[Supplied records]

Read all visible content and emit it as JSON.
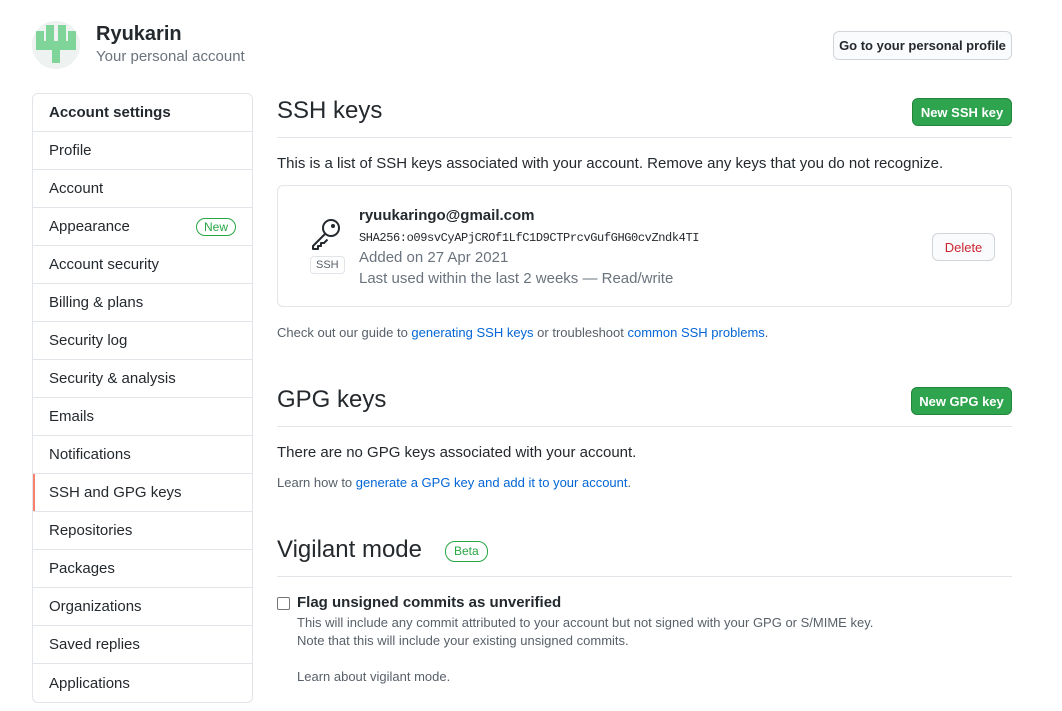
{
  "header": {
    "user_name": "Ryukarin",
    "user_subtitle": "Your personal account",
    "profile_button": "Go to your personal profile"
  },
  "sidebar": {
    "heading": "Account settings",
    "items": [
      {
        "label": "Profile"
      },
      {
        "label": "Account"
      },
      {
        "label": "Appearance",
        "badge": "New"
      },
      {
        "label": "Account security"
      },
      {
        "label": "Billing & plans"
      },
      {
        "label": "Security log"
      },
      {
        "label": "Security & analysis"
      },
      {
        "label": "Emails"
      },
      {
        "label": "Notifications"
      },
      {
        "label": "SSH and GPG keys",
        "selected": true
      },
      {
        "label": "Repositories"
      },
      {
        "label": "Packages"
      },
      {
        "label": "Organizations"
      },
      {
        "label": "Saved replies"
      },
      {
        "label": "Applications"
      }
    ]
  },
  "ssh": {
    "title": "SSH keys",
    "new_button": "New SSH key",
    "description": "This is a list of SSH keys associated with your account. Remove any keys that you do not recognize.",
    "key": {
      "type_label": "SSH",
      "title": "ryuukaringo@gmail.com",
      "fingerprint": "SHA256:o09svCyAPjCROf1LfC1D9CTPrcvGufGHG0cvZndk4TI",
      "added": "Added on 27 Apr 2021",
      "last_used": "Last used within the last 2 weeks — Read/write",
      "delete_button": "Delete"
    },
    "guide_prefix": "Check out our guide to ",
    "guide_link1": "generating SSH keys",
    "guide_middle": " or troubleshoot ",
    "guide_link2": "common SSH problems",
    "guide_suffix": "."
  },
  "gpg": {
    "title": "GPG keys",
    "new_button": "New GPG key",
    "empty_text": "There are no GPG keys associated with your account.",
    "learn_prefix": "Learn how to ",
    "learn_link": "generate a GPG key and add it to your account",
    "learn_suffix": "."
  },
  "vigilant": {
    "title": "Vigilant mode",
    "badge": "Beta",
    "checkbox_label": "Flag unsigned commits as unverified",
    "desc_line1": "This will include any commit attributed to your account but not signed with your GPG or S/MIME key.",
    "desc_line2": "Note that this will include your existing unsigned commits.",
    "learn_link": "Learn about vigilant mode."
  },
  "colors": {
    "accent_green": "#2ea44f",
    "link_blue": "#0366d6",
    "danger_red": "#cb2431",
    "selected_marker": "#f9826c",
    "avatar_green": "#7fd49a"
  },
  "icons": {
    "avatar": "identicon-avatar",
    "key": "key-icon"
  }
}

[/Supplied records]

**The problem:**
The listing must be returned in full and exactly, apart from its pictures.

**Answer to this exercise:**
Read all visible content and emit it as JSON.
{
  "header": {
    "user_name": "Ryukarin",
    "user_subtitle": "Your personal account",
    "profile_button": "Go to your personal profile"
  },
  "sidebar": {
    "heading": "Account settings",
    "items": [
      {
        "label": "Profile"
      },
      {
        "label": "Account"
      },
      {
        "label": "Appearance",
        "badge": "New"
      },
      {
        "label": "Account security"
      },
      {
        "label": "Billing & plans"
      },
      {
        "label": "Security log"
      },
      {
        "label": "Security & analysis"
      },
      {
        "label": "Emails"
      },
      {
        "label": "Notifications"
      },
      {
        "label": "SSH and GPG keys",
        "selected": true
      },
      {
        "label": "Repositories"
      },
      {
        "label": "Packages"
      },
      {
        "label": "Organizations"
      },
      {
        "label": "Saved replies"
      },
      {
        "label": "Applications"
      }
    ]
  },
  "ssh": {
    "title": "SSH keys",
    "new_button": "New SSH key",
    "description": "This is a list of SSH keys associated with your account. Remove any keys that you do not recognize.",
    "key": {
      "type_label": "SSH",
      "title": "ryuukaringo@gmail.com",
      "fingerprint": "SHA256:o09svCyAPjCROf1LfC1D9CTPrcvGufGHG0cvZndk4TI",
      "added": "Added on 27 Apr 2021",
      "last_used": "Last used within the last 2 weeks — Read/write",
      "delete_button": "Delete"
    },
    "guide_prefix": "Check out our guide to ",
    "guide_link1": "generating SSH keys",
    "guide_middle": " or troubleshoot ",
    "guide_link2": "common SSH problems",
    "guide_suffix": "."
  },
  "gpg": {
    "title": "GPG keys",
    "new_button": "New GPG key",
    "empty_text": "There are no GPG keys associated with your account.",
    "learn_prefix": "Learn how to ",
    "learn_link": "generate a GPG key and add it to your account",
    "learn_suffix": "."
  },
  "vigilant": {
    "title": "Vigilant mode",
    "badge": "Beta",
    "checkbox_label": "Flag unsigned commits as unverified",
    "desc_line1": "This will include any commit attributed to your account but not signed with your GPG or S/MIME key.",
    "desc_line2": "Note that this will include your existing unsigned commits.",
    "learn_link": "Learn about vigilant mode."
  },
  "colors": {
    "accent_green": "#2ea44f",
    "link_blue": "#0366d6",
    "danger_red": "#cb2431",
    "selected_marker": "#f9826c",
    "avatar_green": "#7fd49a"
  },
  "icons": {
    "avatar": "identicon-avatar",
    "key": "key-icon"
  }
}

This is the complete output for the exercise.